- Opening Delimiter -

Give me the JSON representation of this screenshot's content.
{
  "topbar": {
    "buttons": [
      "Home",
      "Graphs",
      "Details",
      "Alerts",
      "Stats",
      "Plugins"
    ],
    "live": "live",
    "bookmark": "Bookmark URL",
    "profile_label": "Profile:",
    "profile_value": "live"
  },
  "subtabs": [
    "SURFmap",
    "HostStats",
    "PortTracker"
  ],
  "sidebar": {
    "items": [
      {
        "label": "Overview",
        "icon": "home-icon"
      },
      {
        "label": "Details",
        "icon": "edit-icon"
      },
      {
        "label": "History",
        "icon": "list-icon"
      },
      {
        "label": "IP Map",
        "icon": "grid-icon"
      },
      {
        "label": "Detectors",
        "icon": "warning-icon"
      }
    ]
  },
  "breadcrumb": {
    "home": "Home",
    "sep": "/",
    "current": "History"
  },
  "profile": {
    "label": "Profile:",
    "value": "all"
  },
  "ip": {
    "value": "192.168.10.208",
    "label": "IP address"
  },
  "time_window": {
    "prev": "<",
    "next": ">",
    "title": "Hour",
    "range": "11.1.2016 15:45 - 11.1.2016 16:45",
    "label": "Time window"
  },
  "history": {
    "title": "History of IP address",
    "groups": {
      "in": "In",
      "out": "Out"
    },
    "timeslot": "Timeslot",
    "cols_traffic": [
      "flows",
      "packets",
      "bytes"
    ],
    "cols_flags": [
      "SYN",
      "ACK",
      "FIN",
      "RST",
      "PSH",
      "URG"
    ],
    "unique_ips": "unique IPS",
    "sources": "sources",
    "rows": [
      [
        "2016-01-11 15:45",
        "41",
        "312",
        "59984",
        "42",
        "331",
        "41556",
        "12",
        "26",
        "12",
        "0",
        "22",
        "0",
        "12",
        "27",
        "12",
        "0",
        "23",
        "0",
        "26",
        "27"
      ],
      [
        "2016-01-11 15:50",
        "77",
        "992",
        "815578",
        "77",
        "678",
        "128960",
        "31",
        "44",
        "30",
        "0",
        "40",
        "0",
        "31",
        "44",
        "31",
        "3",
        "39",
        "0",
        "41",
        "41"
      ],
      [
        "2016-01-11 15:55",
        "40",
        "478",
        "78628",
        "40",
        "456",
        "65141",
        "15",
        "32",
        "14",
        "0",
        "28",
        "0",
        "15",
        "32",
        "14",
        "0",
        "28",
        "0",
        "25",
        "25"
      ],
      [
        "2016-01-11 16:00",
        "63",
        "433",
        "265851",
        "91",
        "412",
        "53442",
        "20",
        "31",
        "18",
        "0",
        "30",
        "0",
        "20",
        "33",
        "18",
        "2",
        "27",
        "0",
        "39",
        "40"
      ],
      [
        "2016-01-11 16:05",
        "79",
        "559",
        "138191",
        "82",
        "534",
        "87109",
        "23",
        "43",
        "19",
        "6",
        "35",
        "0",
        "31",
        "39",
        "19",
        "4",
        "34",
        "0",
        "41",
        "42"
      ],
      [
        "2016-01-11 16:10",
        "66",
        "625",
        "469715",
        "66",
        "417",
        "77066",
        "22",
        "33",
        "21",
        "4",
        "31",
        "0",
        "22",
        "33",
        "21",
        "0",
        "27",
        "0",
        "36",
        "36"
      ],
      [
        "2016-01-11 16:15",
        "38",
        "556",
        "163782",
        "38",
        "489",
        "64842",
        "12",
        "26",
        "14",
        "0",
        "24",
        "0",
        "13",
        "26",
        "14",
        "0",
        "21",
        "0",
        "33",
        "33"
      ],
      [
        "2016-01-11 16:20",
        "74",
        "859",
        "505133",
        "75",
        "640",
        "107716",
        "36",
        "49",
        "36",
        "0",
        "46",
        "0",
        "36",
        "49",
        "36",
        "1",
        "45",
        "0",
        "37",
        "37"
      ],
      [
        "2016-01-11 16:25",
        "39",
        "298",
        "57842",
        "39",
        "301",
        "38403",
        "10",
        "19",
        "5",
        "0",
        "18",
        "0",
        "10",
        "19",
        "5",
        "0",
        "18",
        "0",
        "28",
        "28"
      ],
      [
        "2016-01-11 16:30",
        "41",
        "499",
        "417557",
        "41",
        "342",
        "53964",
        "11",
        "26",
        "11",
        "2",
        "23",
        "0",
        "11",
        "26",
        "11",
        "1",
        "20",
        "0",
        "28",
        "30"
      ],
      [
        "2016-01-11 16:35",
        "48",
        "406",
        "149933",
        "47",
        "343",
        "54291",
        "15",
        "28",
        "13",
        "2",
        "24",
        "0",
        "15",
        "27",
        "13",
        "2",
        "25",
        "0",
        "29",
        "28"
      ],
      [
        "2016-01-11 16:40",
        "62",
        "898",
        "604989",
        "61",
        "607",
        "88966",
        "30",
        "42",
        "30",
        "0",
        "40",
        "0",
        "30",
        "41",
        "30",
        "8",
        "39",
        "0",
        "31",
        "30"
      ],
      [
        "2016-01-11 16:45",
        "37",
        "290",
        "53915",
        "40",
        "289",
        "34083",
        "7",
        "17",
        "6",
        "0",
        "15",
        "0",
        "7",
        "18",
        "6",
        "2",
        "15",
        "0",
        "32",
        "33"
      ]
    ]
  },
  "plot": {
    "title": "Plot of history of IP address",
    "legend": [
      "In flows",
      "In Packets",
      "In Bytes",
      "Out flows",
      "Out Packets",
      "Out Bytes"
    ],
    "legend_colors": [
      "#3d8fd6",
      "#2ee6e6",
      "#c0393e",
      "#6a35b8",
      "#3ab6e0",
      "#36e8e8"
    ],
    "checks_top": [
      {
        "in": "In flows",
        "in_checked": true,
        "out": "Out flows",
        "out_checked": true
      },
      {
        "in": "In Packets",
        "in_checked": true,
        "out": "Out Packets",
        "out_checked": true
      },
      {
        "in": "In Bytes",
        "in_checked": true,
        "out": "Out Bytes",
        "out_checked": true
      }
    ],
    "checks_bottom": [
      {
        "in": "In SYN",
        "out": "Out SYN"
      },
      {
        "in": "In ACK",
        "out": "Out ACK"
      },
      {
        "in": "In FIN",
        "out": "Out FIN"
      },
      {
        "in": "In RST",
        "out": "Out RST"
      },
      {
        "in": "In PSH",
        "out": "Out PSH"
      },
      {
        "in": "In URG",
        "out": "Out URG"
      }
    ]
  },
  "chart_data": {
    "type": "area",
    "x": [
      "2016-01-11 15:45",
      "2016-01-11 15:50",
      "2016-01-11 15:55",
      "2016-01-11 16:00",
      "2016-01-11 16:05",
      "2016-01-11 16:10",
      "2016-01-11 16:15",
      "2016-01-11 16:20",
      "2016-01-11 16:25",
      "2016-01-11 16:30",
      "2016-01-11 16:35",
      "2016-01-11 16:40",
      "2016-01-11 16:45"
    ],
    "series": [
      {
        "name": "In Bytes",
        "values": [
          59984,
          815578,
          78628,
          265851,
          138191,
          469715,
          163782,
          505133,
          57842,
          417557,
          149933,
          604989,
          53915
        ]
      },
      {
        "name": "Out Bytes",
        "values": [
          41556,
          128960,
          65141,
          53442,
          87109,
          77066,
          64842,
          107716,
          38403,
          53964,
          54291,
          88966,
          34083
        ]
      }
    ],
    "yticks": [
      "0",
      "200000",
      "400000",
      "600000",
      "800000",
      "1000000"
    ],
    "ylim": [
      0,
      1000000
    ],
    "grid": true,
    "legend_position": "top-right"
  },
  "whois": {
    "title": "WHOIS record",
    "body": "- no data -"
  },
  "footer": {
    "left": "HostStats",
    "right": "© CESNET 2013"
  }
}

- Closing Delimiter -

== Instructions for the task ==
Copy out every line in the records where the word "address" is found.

== Problem solution ==
    "label": "IP address"
    "title": "History of IP address",
    "title": "Plot of history of IP address",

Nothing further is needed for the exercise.